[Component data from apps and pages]
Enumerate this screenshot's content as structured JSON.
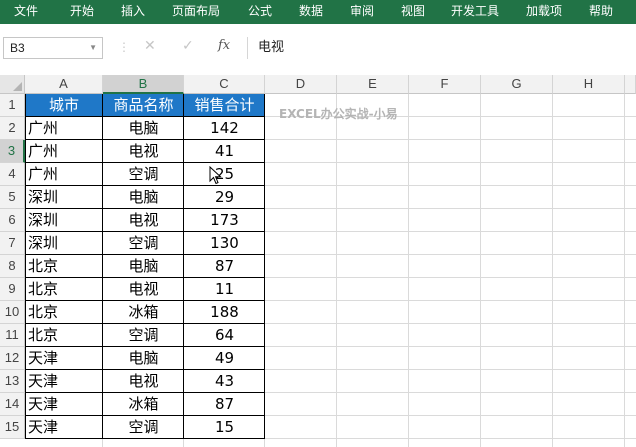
{
  "ribbon": {
    "tabs": [
      "文件",
      "开始",
      "插入",
      "页面布局",
      "公式",
      "数据",
      "审阅",
      "视图",
      "开发工具",
      "加载项",
      "帮助"
    ]
  },
  "formula_bar": {
    "name_box": "B3",
    "fx_label": "fx",
    "value": "电视"
  },
  "columns": [
    "A",
    "B",
    "C",
    "D",
    "E",
    "F",
    "G",
    "H"
  ],
  "rows": [
    "1",
    "2",
    "3",
    "4",
    "5",
    "6",
    "7",
    "8",
    "9",
    "10",
    "11",
    "12",
    "13",
    "14",
    "15"
  ],
  "selected_cell": {
    "column": "B",
    "row": "3"
  },
  "table": {
    "headers": [
      "城市",
      "商品名称",
      "销售合计"
    ],
    "rows": [
      [
        "广州",
        "电脑",
        "142"
      ],
      [
        "广州",
        "电视",
        "41"
      ],
      [
        "广州",
        "空调",
        "25"
      ],
      [
        "深圳",
        "电脑",
        "29"
      ],
      [
        "深圳",
        "电视",
        "173"
      ],
      [
        "深圳",
        "空调",
        "130"
      ],
      [
        "北京",
        "电脑",
        "87"
      ],
      [
        "北京",
        "电视",
        "11"
      ],
      [
        "北京",
        "冰箱",
        "188"
      ],
      [
        "北京",
        "空调",
        "64"
      ],
      [
        "天津",
        "电脑",
        "49"
      ],
      [
        "天津",
        "电视",
        "43"
      ],
      [
        "天津",
        "冰箱",
        "87"
      ],
      [
        "天津",
        "空调",
        "15"
      ]
    ]
  },
  "watermark": "EXCEL办公实战-小易",
  "colors": {
    "ribbon": "#217346",
    "header_fill": "#1f78c8",
    "header_text": "#ffffff"
  },
  "icons": {
    "cancel": "close-icon",
    "confirm": "check-icon",
    "insert_function": "fx-icon",
    "cursor": "mouse-pointer-icon"
  }
}
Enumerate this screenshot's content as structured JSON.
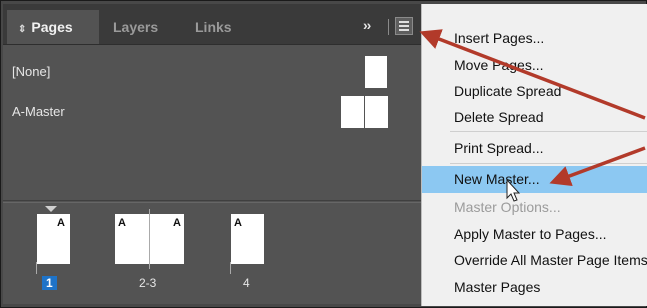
{
  "panel": {
    "tabs": [
      {
        "label": "Pages",
        "active": true
      },
      {
        "label": "Layers",
        "active": false
      },
      {
        "label": "Links",
        "active": false
      }
    ],
    "overflow_glyph": "››",
    "masters": [
      {
        "label": "[None]"
      },
      {
        "label": "A-Master"
      }
    ],
    "page_master_letter": "A",
    "page_numbers": [
      "1",
      "2-3",
      "4"
    ]
  },
  "menu": {
    "items": [
      {
        "label": "Insert Pages...",
        "state": "normal"
      },
      {
        "label": "Move Pages...",
        "state": "normal"
      },
      {
        "label": "Duplicate Spread",
        "state": "normal"
      },
      {
        "label": "Delete Spread",
        "state": "normal"
      },
      {
        "label": "Print Spread...",
        "state": "normal"
      },
      {
        "label": "New Master...",
        "state": "highlighted"
      },
      {
        "label": "Master Options...",
        "state": "disabled"
      },
      {
        "label": "Apply Master to Pages...",
        "state": "normal"
      },
      {
        "label": "Override All Master Page Items",
        "state": "normal"
      },
      {
        "label": "Master Pages",
        "state": "normal"
      }
    ]
  },
  "colors": {
    "panel_bg": "#535353",
    "menu_bg": "#f0f0f0",
    "highlight": "#8cc8f2",
    "selected_page_badge": "#1e73c8",
    "annotation_arrow": "#b23a2a"
  }
}
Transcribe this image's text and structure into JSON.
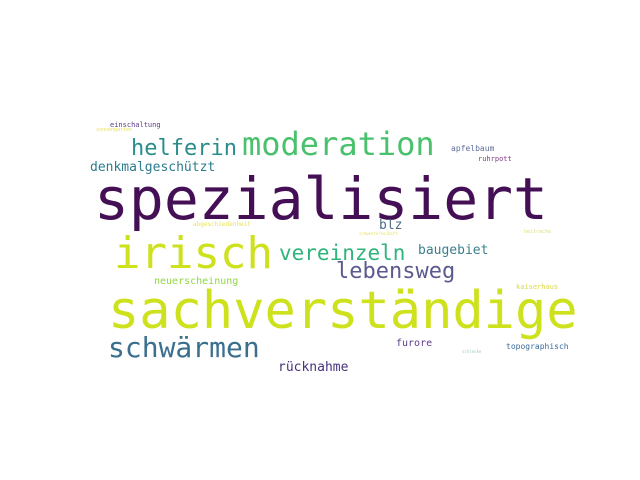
{
  "words": [
    {
      "text": "spezialisiert",
      "color": "#440f54"
    },
    {
      "text": "sachverständige",
      "color": "#cde11d"
    },
    {
      "text": "irisch",
      "color": "#cde11d"
    },
    {
      "text": "moderation",
      "color": "#4ac16d"
    },
    {
      "text": "schwärmen",
      "color": "#3b6f8e"
    },
    {
      "text": "lebensweg",
      "color": "#5b5a8e"
    },
    {
      "text": "vereinzeln",
      "color": "#2fb47c"
    },
    {
      "text": "helferin",
      "color": "#2b8c8c"
    },
    {
      "text": "denkmalgeschützt",
      "color": "#2b7c8e"
    },
    {
      "text": "baugebiet",
      "color": "#3b7f8e"
    },
    {
      "text": "blz",
      "color": "#4d6a8a"
    },
    {
      "text": "rücknahme",
      "color": "#46327e"
    },
    {
      "text": "neuerscheinung",
      "color": "#8fd744"
    },
    {
      "text": "furore",
      "color": "#5c3b8a"
    },
    {
      "text": "topographisch",
      "color": "#3a6a9a"
    },
    {
      "text": "apfelbaum",
      "color": "#5e6f9a"
    },
    {
      "text": "ruhrpott",
      "color": "#7b3a80"
    },
    {
      "text": "einschaltung",
      "color": "#5c3b8a"
    },
    {
      "text": "kaiserhaus",
      "color": "#d9d84a"
    },
    {
      "text": "abgeschiedenheit",
      "color": "#e8e35a"
    },
    {
      "text": "sonnengarten",
      "color": "#e8e35a"
    },
    {
      "text": "heitrache",
      "color": "#e0e070"
    },
    {
      "text": "schwesternschaft",
      "color": "#e0e070"
    },
    {
      "text": "schlecke",
      "color": "#9ad0b0"
    }
  ]
}
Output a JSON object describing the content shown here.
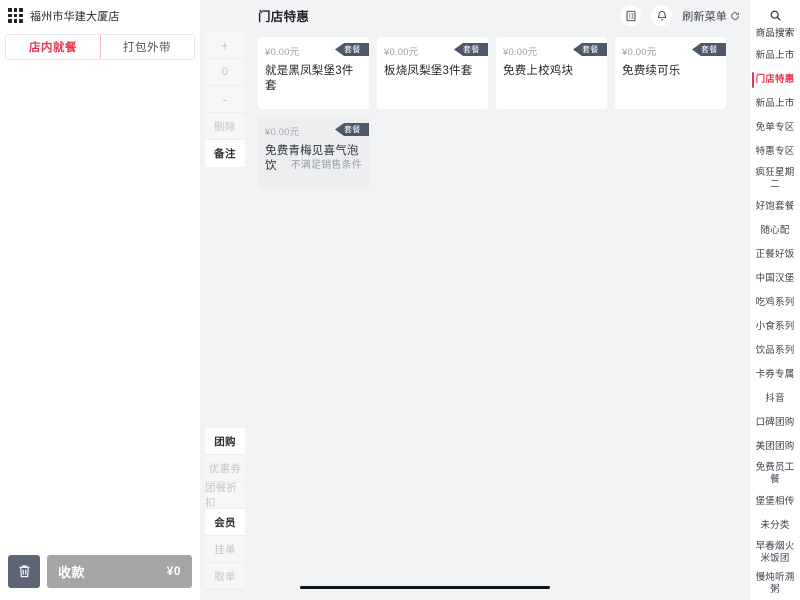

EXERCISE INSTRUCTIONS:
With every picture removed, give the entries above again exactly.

RESPONSE:
Enumerate this screenshot's content as structured JSON.
{
  "ribbon": {
    "tabs": [
      "文件",
      "开始",
      "插入",
      "页面布局",
      "公式",
      "数据",
      "审阅",
      "视图",
      "开发工具",
      "加载项",
      "帮助"
    ]
  },
  "formula_bar": {
    "name_box": "B3",
    "fx_label": "fx",
    "value": "电视"
  },
  "columns": [
    "A",
    "B",
    "C",
    "D",
    "E",
    "F",
    "G",
    "H"
  ],
  "rows": [
    "1",
    "2",
    "3",
    "4",
    "5",
    "6",
    "7",
    "8",
    "9",
    "10",
    "11",
    "12",
    "13",
    "14",
    "15"
  ],
  "selected_cell": {
    "column": "B",
    "row": "3"
  },
  "table": {
    "headers": [
      "城市",
      "商品名称",
      "销售合计"
    ],
    "rows": [
      [
        "广州",
        "电脑",
        "142"
      ],
      [
        "广州",
        "电视",
        "41"
      ],
      [
        "广州",
        "空调",
        "25"
      ],
      [
        "深圳",
        "电脑",
        "29"
      ],
      [
        "深圳",
        "电视",
        "173"
      ],
      [
        "深圳",
        "空调",
        "130"
      ],
      [
        "北京",
        "电脑",
        "87"
      ],
      [
        "北京",
        "电视",
        "11"
      ],
      [
        "北京",
        "冰箱",
        "188"
      ],
      [
        "北京",
        "空调",
        "64"
      ],
      [
        "天津",
        "电脑",
        "49"
      ],
      [
        "天津",
        "电视",
        "43"
      ],
      [
        "天津",
        "冰箱",
        "87"
      ],
      [
        "天津",
        "空调",
        "15"
      ]
    ]
  },
  "watermark": "EXCEL办公实战-小易",
  "colors": {
    "ribbon": "#217346",
    "header_fill": "#1f78c8",
    "header_text": "#ffffff"
  },
  "icons": {
    "cancel": "close-icon",
    "confirm": "check-icon",
    "insert_function": "fx-icon",
    "cursor": "mouse-pointer-icon"
  }
}
Enumerate this screenshot's content as structured JSON.
{
  "panel": {
    "tabs": [
      {
        "label": "Pages",
        "active": true
      },
      {
        "label": "Layers",
        "active": false
      },
      {
        "label": "Links",
        "active": false
      }
    ],
    "overflow_glyph": "››",
    "masters": [
      {
        "label": "[None]"
      },
      {
        "label": "A-Master"
      }
    ],
    "page_master_letter": "A",
    "page_numbers": [
      "1",
      "2-3",
      "4"
    ]
  },
  "menu": {
    "items": [
      {
        "label": "Insert Pages...",
        "state": "normal"
      },
      {
        "label": "Move Pages...",
        "state": "normal"
      },
      {
        "label": "Duplicate Spread",
        "state": "normal"
      },
      {
        "label": "Delete Spread",
        "state": "normal"
      },
      {
        "label": "Print Spread...",
        "state": "normal"
      },
      {
        "label": "New Master...",
        "state": "highlighted"
      },
      {
        "label": "Master Options...",
        "state": "disabled"
      },
      {
        "label": "Apply Master to Pages...",
        "state": "normal"
      },
      {
        "label": "Override All Master Page Items",
        "state": "normal"
      },
      {
        "label": "Master Pages",
        "state": "normal"
      }
    ]
  },
  "colors": {
    "panel_bg": "#535353",
    "menu_bg": "#f0f0f0",
    "highlight": "#8cc8f2",
    "selected_page_badge": "#1e73c8",
    "annotation_arrow": "#b23a2a"
  }
}
Transcribe this image's text and structure into JSON.
{
  "words": [
    {
      "text": "spezialisiert",
      "color": "#440f54"
    },
    {
      "text": "sachverständige",
      "color": "#cde11d"
    },
    {
      "text": "irisch",
      "color": "#cde11d"
    },
    {
      "text": "moderation",
      "color": "#4ac16d"
    },
    {
      "text": "schwärmen",
      "color": "#3b6f8e"
    },
    {
      "text": "lebensweg",
      "color": "#5b5a8e"
    },
    {
      "text": "vereinzeln",
      "color": "#2fb47c"
    },
    {
      "text": "helferin",
      "color": "#2b8c8c"
    },
    {
      "text": "denkmalgeschützt",
      "color": "#2b7c8e"
    },
    {
      "text": "baugebiet",
      "color": "#3b7f8e"
    },
    {
      "text": "blz",
      "color": "#4d6a8a"
    },
    {
      "text": "rücknahme",
      "color": "#46327e"
    },
    {
      "text": "neuerscheinung",
      "color": "#8fd744"
    },
    {
      "text": "furore",
      "color": "#5c3b8a"
    },
    {
      "text": "topographisch",
      "color": "#3a6a9a"
    },
    {
      "text": "apfelbaum",
      "color": "#5e6f9a"
    },
    {
      "text": "ruhrpott",
      "color": "#7b3a80"
    },
    {
      "text": "einschaltung",
      "color": "#5c3b8a"
    },
    {
      "text": "kaiserhaus",
      "color": "#d9d84a"
    },
    {
      "text": "abgeschiedenheit",
      "color": "#e8e35a"
    },
    {
      "text": "sonnengarten",
      "color": "#e8e35a"
    },
    {
      "text": "heitrache",
      "color": "#e0e070"
    },
    {
      "text": "schwesternschaft",
      "color": "#e0e070"
    },
    {
      "text": "schlecke",
      "color": "#9ad0b0"
    }
  ]
}
Output a JSON object describing the content shown here.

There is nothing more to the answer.